• [What this task involves]: Write out the whole listing again, exactly.

• [Data for analysis]:
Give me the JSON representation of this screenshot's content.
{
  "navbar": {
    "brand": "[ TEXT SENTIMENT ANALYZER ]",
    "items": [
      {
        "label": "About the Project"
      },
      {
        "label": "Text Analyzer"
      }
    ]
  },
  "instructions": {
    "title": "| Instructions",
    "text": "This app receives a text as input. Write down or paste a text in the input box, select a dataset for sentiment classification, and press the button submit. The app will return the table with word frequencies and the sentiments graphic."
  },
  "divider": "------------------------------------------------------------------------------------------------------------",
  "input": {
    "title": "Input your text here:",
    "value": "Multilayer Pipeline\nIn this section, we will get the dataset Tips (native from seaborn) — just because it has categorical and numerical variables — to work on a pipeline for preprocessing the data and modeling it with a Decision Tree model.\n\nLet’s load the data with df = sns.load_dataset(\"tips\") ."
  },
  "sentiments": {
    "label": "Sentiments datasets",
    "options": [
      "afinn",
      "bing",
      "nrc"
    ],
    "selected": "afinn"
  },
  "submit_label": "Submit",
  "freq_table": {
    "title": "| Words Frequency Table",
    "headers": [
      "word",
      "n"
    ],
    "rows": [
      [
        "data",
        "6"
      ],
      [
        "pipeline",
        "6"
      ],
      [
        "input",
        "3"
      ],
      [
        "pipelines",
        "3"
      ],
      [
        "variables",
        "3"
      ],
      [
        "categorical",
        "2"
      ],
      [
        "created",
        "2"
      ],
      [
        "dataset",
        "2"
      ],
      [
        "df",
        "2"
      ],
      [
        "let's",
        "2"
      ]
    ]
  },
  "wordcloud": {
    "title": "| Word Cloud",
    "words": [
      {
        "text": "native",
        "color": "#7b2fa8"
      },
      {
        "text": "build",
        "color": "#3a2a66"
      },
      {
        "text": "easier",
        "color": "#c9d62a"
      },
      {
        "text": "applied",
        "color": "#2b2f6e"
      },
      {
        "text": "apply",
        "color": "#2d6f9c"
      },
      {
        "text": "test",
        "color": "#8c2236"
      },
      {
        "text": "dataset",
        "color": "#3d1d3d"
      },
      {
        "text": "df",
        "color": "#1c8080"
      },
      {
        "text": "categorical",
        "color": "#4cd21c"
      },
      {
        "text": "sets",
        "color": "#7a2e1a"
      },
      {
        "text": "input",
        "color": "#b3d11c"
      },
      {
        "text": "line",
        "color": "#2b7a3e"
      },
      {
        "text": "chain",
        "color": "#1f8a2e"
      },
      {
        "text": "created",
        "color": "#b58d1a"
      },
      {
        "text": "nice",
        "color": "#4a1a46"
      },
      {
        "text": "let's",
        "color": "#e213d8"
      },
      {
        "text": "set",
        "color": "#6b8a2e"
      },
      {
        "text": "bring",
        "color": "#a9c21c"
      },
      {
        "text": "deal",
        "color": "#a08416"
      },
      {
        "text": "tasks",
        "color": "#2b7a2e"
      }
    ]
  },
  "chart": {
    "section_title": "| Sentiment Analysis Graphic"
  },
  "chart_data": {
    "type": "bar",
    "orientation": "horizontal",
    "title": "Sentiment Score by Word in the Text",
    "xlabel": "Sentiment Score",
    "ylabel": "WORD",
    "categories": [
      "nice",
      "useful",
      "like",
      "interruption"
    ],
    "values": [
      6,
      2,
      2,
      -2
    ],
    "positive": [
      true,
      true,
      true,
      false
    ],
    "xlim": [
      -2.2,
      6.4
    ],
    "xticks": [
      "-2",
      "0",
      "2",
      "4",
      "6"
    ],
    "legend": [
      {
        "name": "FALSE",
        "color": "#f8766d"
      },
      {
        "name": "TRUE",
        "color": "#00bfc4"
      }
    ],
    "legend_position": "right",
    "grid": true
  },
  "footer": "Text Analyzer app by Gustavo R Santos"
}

• [The answer]:
Give me the JSON representation of this screenshot's content.
{
  "navbar": {
    "brand": "[ TEXT SENTIMENT ANALYZER ]",
    "items": [
      {
        "label": "About the Project"
      },
      {
        "label": "Text Analyzer"
      }
    ]
  },
  "instructions": {
    "title": "| Instructions",
    "text": "This app receives a text as input. Write down or paste a text in the input box, select a dataset for sentiment classification, and press the button submit. The app will return the table with word frequencies and the sentiments graphic."
  },
  "divider": "------------------------------------------------------------------------------------------------------------",
  "input": {
    "title": "Input your text here:",
    "value": "Multilayer Pipeline\nIn this section, we will get the dataset Tips (native from seaborn) — just because it has categorical and numerical variables — to work on a pipeline for preprocessing the data and modeling it with a Decision Tree model.\n\nLet’s load the data with df = sns.load_dataset(\"tips\") ."
  },
  "sentiments": {
    "label": "Sentiments datasets",
    "options": [
      "afinn",
      "bing",
      "nrc"
    ],
    "selected": "afinn"
  },
  "submit_label": "Submit",
  "freq_table": {
    "title": "| Words Frequency Table",
    "headers": [
      "word",
      "n"
    ],
    "rows": [
      [
        "data",
        "6"
      ],
      [
        "pipeline",
        "6"
      ],
      [
        "input",
        "3"
      ],
      [
        "pipelines",
        "3"
      ],
      [
        "variables",
        "3"
      ],
      [
        "categorical",
        "2"
      ],
      [
        "created",
        "2"
      ],
      [
        "dataset",
        "2"
      ],
      [
        "df",
        "2"
      ],
      [
        "let's",
        "2"
      ]
    ]
  },
  "wordcloud": {
    "title": "| Word Cloud",
    "words": [
      {
        "text": "native",
        "color": "#7b2fa8"
      },
      {
        "text": "build",
        "color": "#3a2a66"
      },
      {
        "text": "easier",
        "color": "#c9d62a"
      },
      {
        "text": "applied",
        "color": "#2b2f6e"
      },
      {
        "text": "apply",
        "color": "#2d6f9c"
      },
      {
        "text": "test",
        "color": "#8c2236"
      },
      {
        "text": "dataset",
        "color": "#3d1d3d"
      },
      {
        "text": "df",
        "color": "#1c8080"
      },
      {
        "text": "categorical",
        "color": "#4cd21c"
      },
      {
        "text": "sets",
        "color": "#7a2e1a"
      },
      {
        "text": "input",
        "color": "#b3d11c"
      },
      {
        "text": "line",
        "color": "#2b7a3e"
      },
      {
        "text": "chain",
        "color": "#1f8a2e"
      },
      {
        "text": "created",
        "color": "#b58d1a"
      },
      {
        "text": "nice",
        "color": "#4a1a46"
      },
      {
        "text": "let's",
        "color": "#e213d8"
      },
      {
        "text": "set",
        "color": "#6b8a2e"
      },
      {
        "text": "bring",
        "color": "#a9c21c"
      },
      {
        "text": "deal",
        "color": "#a08416"
      },
      {
        "text": "tasks",
        "color": "#2b7a2e"
      }
    ]
  },
  "chart": {
    "section_title": "| Sentiment Analysis Graphic"
  },
  "chart_data": {
    "type": "bar",
    "orientation": "horizontal",
    "title": "Sentiment Score by Word in the Text",
    "xlabel": "Sentiment Score",
    "ylabel": "WORD",
    "categories": [
      "nice",
      "useful",
      "like",
      "interruption"
    ],
    "values": [
      6,
      2,
      2,
      -2
    ],
    "positive": [
      true,
      true,
      true,
      false
    ],
    "xlim": [
      -2.2,
      6.4
    ],
    "xticks": [
      "-2",
      "0",
      "2",
      "4",
      "6"
    ],
    "legend": [
      {
        "name": "FALSE",
        "color": "#f8766d"
      },
      {
        "name": "TRUE",
        "color": "#00bfc4"
      }
    ],
    "legend_position": "right",
    "grid": true
  },
  "footer": "Text Analyzer app by Gustavo R Santos"
}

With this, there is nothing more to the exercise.